Problem statement — If a line below contains "Deutsch", count it; then state how many such lines there are, and nothing else.

Data excerpts —
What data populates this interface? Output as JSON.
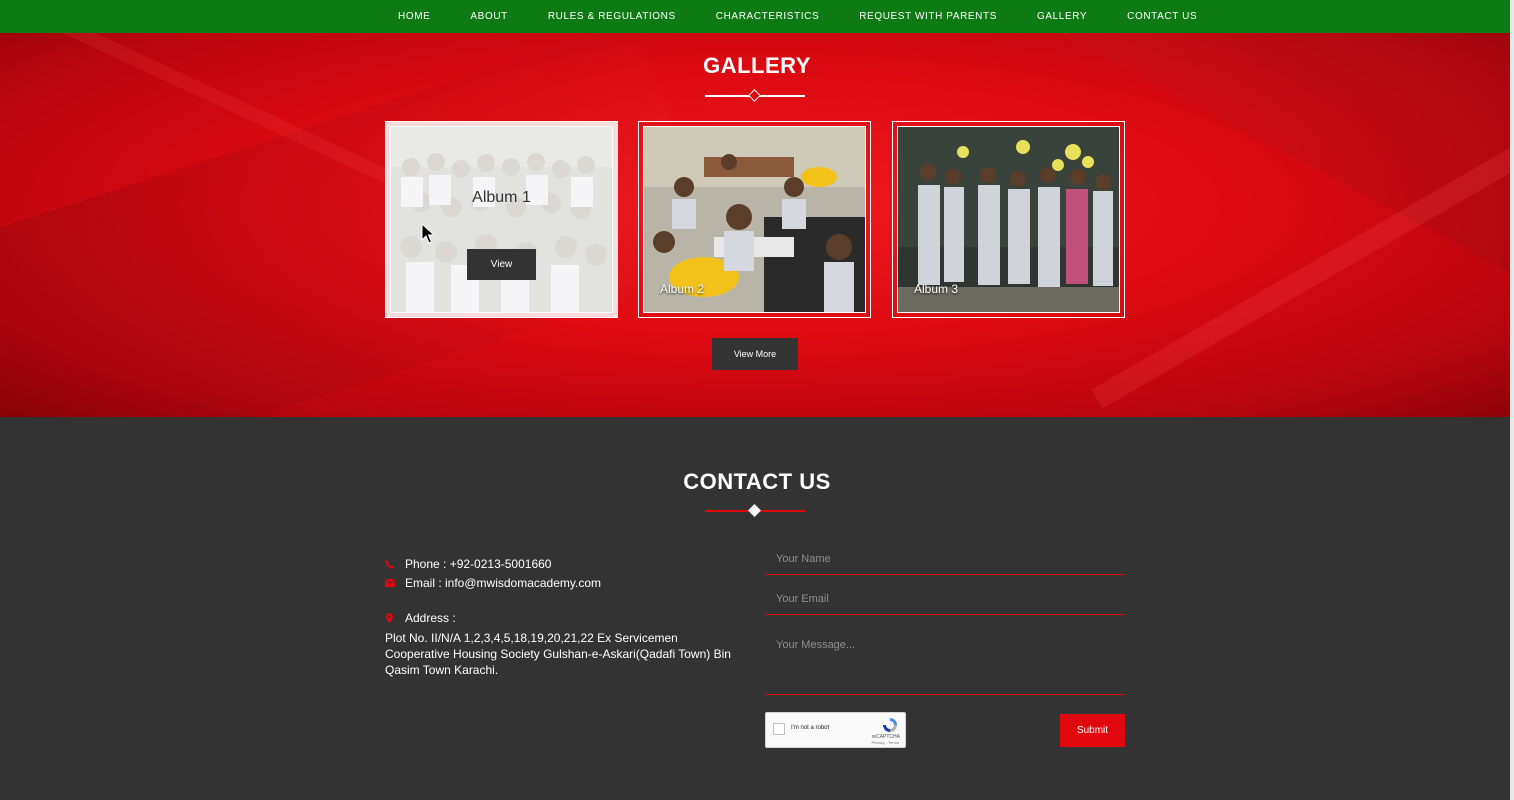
{
  "nav": {
    "items": [
      "HOME",
      "ABOUT",
      "RULES & REGULATIONS",
      "CHARACTERISTICS",
      "REQUEST WITH PARENTS",
      "GALLERY",
      "CONTACT US"
    ]
  },
  "gallery": {
    "title": "GALLERY",
    "albums": [
      {
        "caption": "Album 1",
        "view_label": "View"
      },
      {
        "caption": "Album 2"
      },
      {
        "caption": "Album 3"
      }
    ],
    "view_more_label": "View More"
  },
  "contact": {
    "title": "CONTACT US",
    "phone": "Phone : +92-0213-5001660",
    "email": "Email : info@mwisdomacademy.com",
    "address_label": "Address :",
    "address_text": "Plot No. II/N/A 1,2,3,4,5,18,19,20,21,22 Ex Servicemen Cooperative Housing Society Gulshan-e-Askari(Qadafi Town) Bin Qasim Town Karachi.",
    "form": {
      "name_placeholder": "Your Name",
      "email_placeholder": "Your Email",
      "message_placeholder": "Your Message...",
      "recaptcha_label": "I'm not a robot",
      "recaptcha_brand": "reCAPTCHA",
      "recaptcha_terms": "Privacy - Terms",
      "submit_label": "Submit"
    }
  },
  "colors": {
    "nav_bg": "#0e7a14",
    "accent_red": "#e0070f",
    "dark": "#333333"
  },
  "icons": [
    "phone-icon",
    "envelope-icon",
    "map-marker-icon",
    "cursor-icon"
  ]
}
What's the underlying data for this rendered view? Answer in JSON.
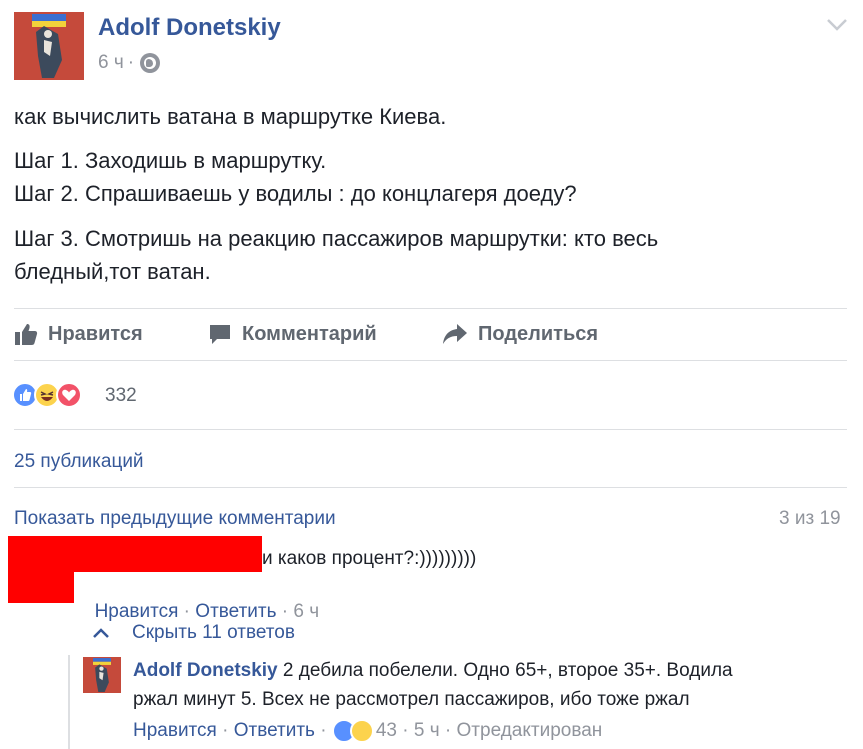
{
  "post": {
    "author": "Adolf Donetskiy",
    "time": "6 ч",
    "dot": "·",
    "paragraphs": [
      "как вычислить ватана в маршрутке Киева.",
      "Шаг 1. Заходишь в маршрутку.\nШаг 2. Спрашиваешь у водилы : до концлагеря доеду?",
      "Шаг 3. Смотришь на реакцию пассажиров маршрутки: кто весь\nбледный,тот ватан."
    ]
  },
  "actions": {
    "like": "Нравится",
    "comment": "Комментарий",
    "share": "Поделиться"
  },
  "reactions": {
    "types": [
      "like",
      "haha",
      "love"
    ],
    "count": "332"
  },
  "shares": "25 публикаций",
  "comments": {
    "show_previous": "Показать предыдущие комментарии",
    "counter": "3 из 19",
    "first": {
      "text": "и каков процент?:)))))))))",
      "like": "Нравится",
      "reply": "Ответить",
      "time": "6 ч"
    },
    "hide_replies": "Скрыть 11 ответов",
    "reply": {
      "author": "Adolf Donetskiy",
      "text_line1": "2 дебила побелели. Одно 65+, второе 35+. Водила",
      "text_line2": "ржал минут 5. Всех не рассмотрел пассажиров, ибо тоже ржал",
      "like": "Нравится",
      "reply": "Ответить",
      "reaction_count": "43",
      "time": "5 ч",
      "edited": "Отредактирован"
    }
  },
  "colors": {
    "link": "#365899",
    "muted": "#90949c",
    "action": "#606770",
    "like_blue": "#5890ff",
    "love_red": "#f25268",
    "haha_yellow": "#fcd34d",
    "redaction": "#ff0000"
  }
}
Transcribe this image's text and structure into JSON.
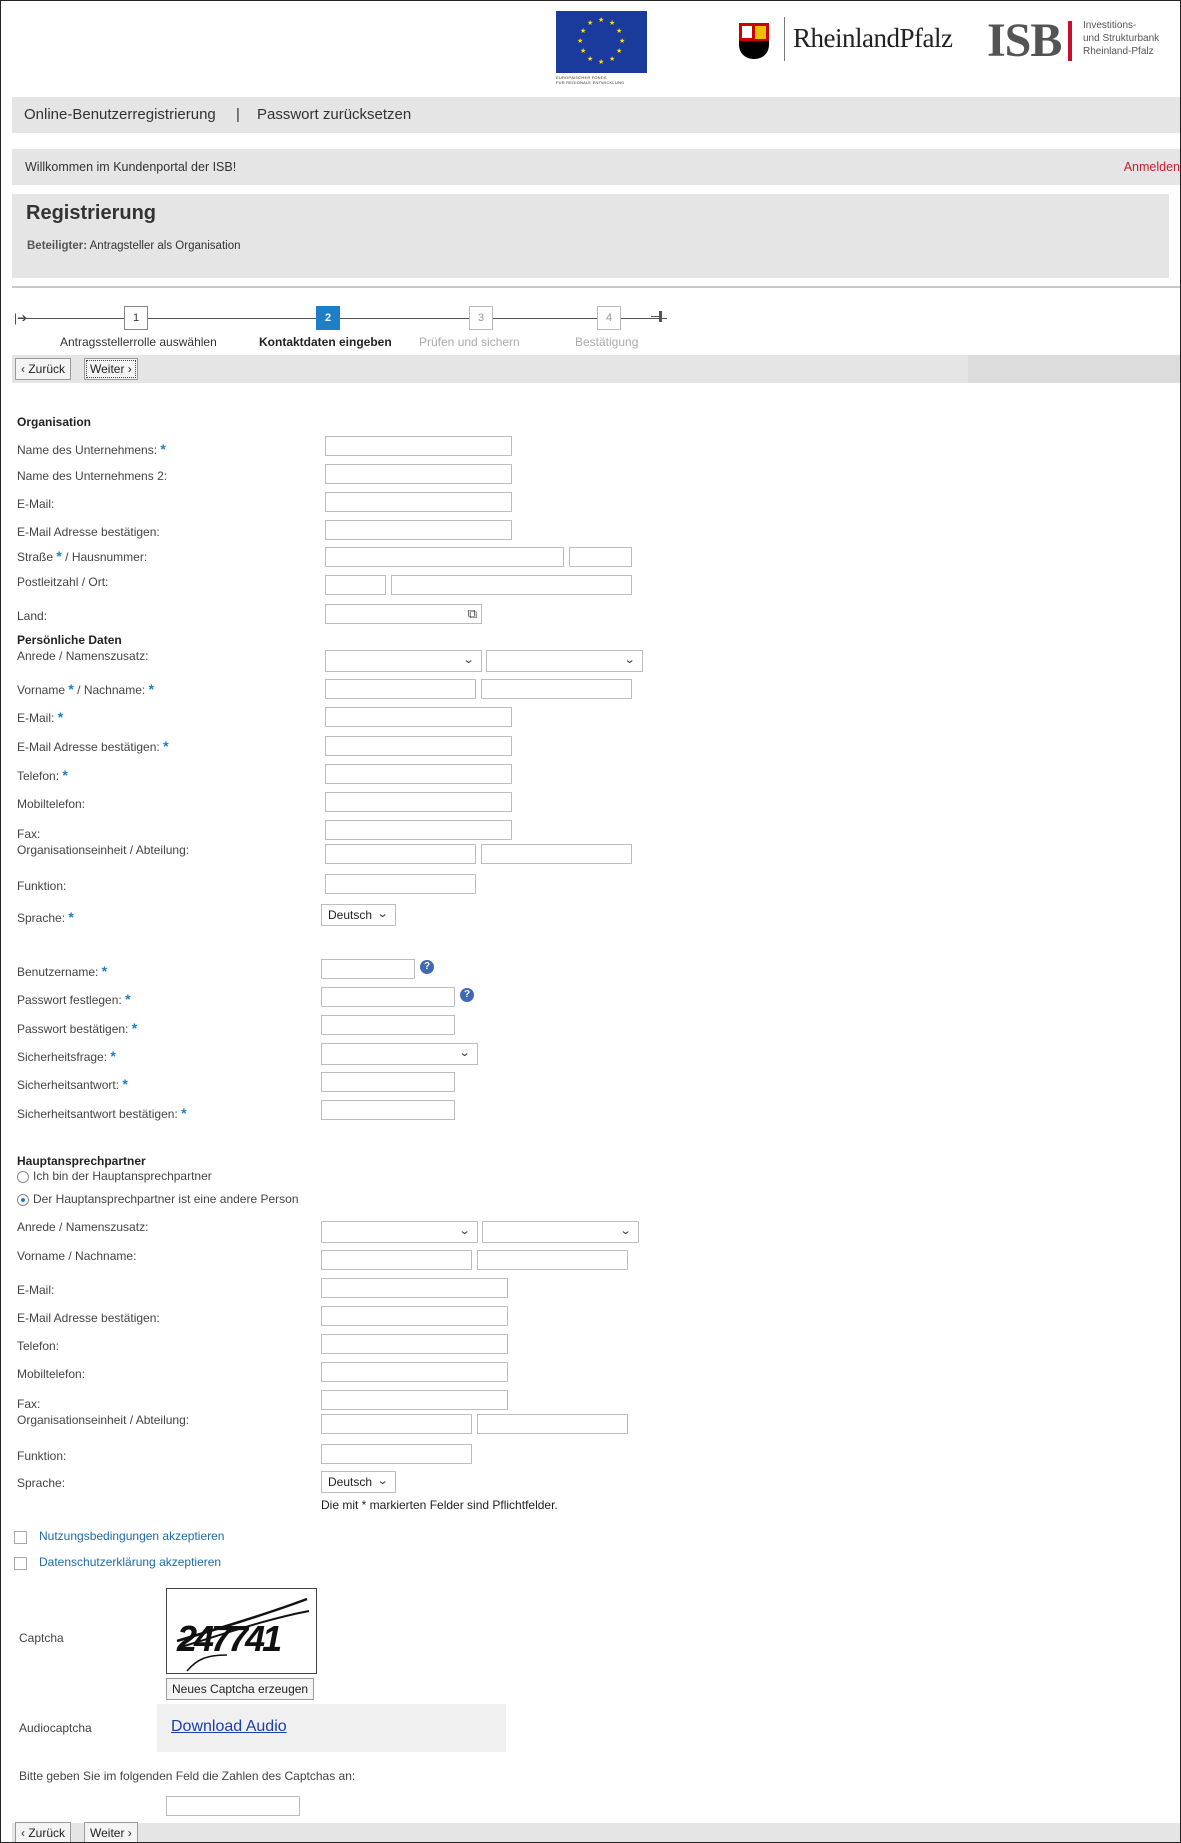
{
  "header": {
    "eu_caption_line1": "EUROPÄISCHER FONDS",
    "eu_caption_line2": "FÜR REGIONALE ENTWICKLUNG",
    "rlp_name": "RheinlandPfalz",
    "isb_letters": "ISB",
    "isb_sub1": "Investitions-",
    "isb_sub2": "und Strukturbank",
    "isb_sub3": "Rheinland-Pfalz"
  },
  "nav": {
    "registration": "Online-Benutzerregistrierung",
    "separator": "|",
    "reset": "Passwort zurücksetzen"
  },
  "welcome": {
    "text": "Willkommen im Kundenportal der ISB!",
    "login": "Anmelden"
  },
  "page": {
    "title": "Registrierung",
    "participant_label": "Beteiligter:",
    "participant_value": "Antragsteller als Organisation"
  },
  "wizard": {
    "steps": [
      {
        "num": "1",
        "label": "Antragsstellerrolle auswählen"
      },
      {
        "num": "2",
        "label": "Kontaktdaten eingeben"
      },
      {
        "num": "3",
        "label": "Prüfen und sichern"
      },
      {
        "num": "4",
        "label": "Bestätigung"
      }
    ],
    "current_step": 2
  },
  "buttons": {
    "back": "Zurück",
    "next": "Weiter"
  },
  "org": {
    "heading": "Organisation",
    "company": "Name des Unternehmens:",
    "company2": "Name des Unternehmens 2:",
    "email": "E-Mail:",
    "email_confirm": "E-Mail Adresse bestätigen:",
    "street": "Straße",
    "street_sep": "/ Hausnummer:",
    "postal": "Postleitzahl  /  Ort:",
    "country": "Land:"
  },
  "personal": {
    "heading": "Persönliche Daten",
    "salutation": "Anrede  /  Namenszusatz:",
    "firstname": "Vorname",
    "lastname_sep": "/ Nachname:",
    "email": "E-Mail:",
    "email_confirm": "E-Mail Adresse bestätigen:",
    "phone": "Telefon:",
    "mobile": "Mobiltelefon:",
    "fax": "Fax:",
    "unit": "Organisationseinheit  /  Abteilung:",
    "function": "Funktion:",
    "language": "Sprache:",
    "language_value": "Deutsch"
  },
  "account": {
    "username": "Benutzername:",
    "password": "Passwort festlegen:",
    "password_confirm": "Passwort bestätigen:",
    "question": "Sicherheitsfrage:",
    "answer": "Sicherheitsantwort:",
    "answer_confirm": "Sicherheitsantwort bestätigen:"
  },
  "contact": {
    "heading": "Hauptansprechpartner",
    "option1": "Ich bin der Hauptansprechpartner",
    "option2": "Der Hauptansprechpartner ist eine andere Person",
    "salutation": "Anrede  /  Namenszusatz:",
    "name": "Vorname  /  Nachname:",
    "email": "E-Mail:",
    "email_confirm": "E-Mail Adresse bestätigen:",
    "phone": "Telefon:",
    "mobile": "Mobiltelefon:",
    "fax": "Fax:",
    "unit": "Organisationseinheit  /  Abteilung:",
    "function": "Funktion:",
    "language": "Sprache:",
    "language_value": "Deutsch",
    "required_note": "Die mit * markierten Felder sind Pflichtfelder."
  },
  "required_mark": "*",
  "terms": {
    "usage": "Nutzungsbedingungen akzeptieren",
    "privacy": "Datenschutzerklärung akzeptieren"
  },
  "captcha": {
    "label": "Captcha",
    "image_text": "247741",
    "new_button": "Neues Captcha erzeugen",
    "audio_label": "Audiocaptcha",
    "download": "Download Audio",
    "instruction": "Bitte geben Sie im folgenden Feld die Zahlen des Captchas an:"
  },
  "colors": {
    "accent": "#1e7fc6",
    "login_red": "#c0212f",
    "link": "#1e6aa8",
    "bar_gray": "#e5e5e5"
  }
}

Completed exercise — 2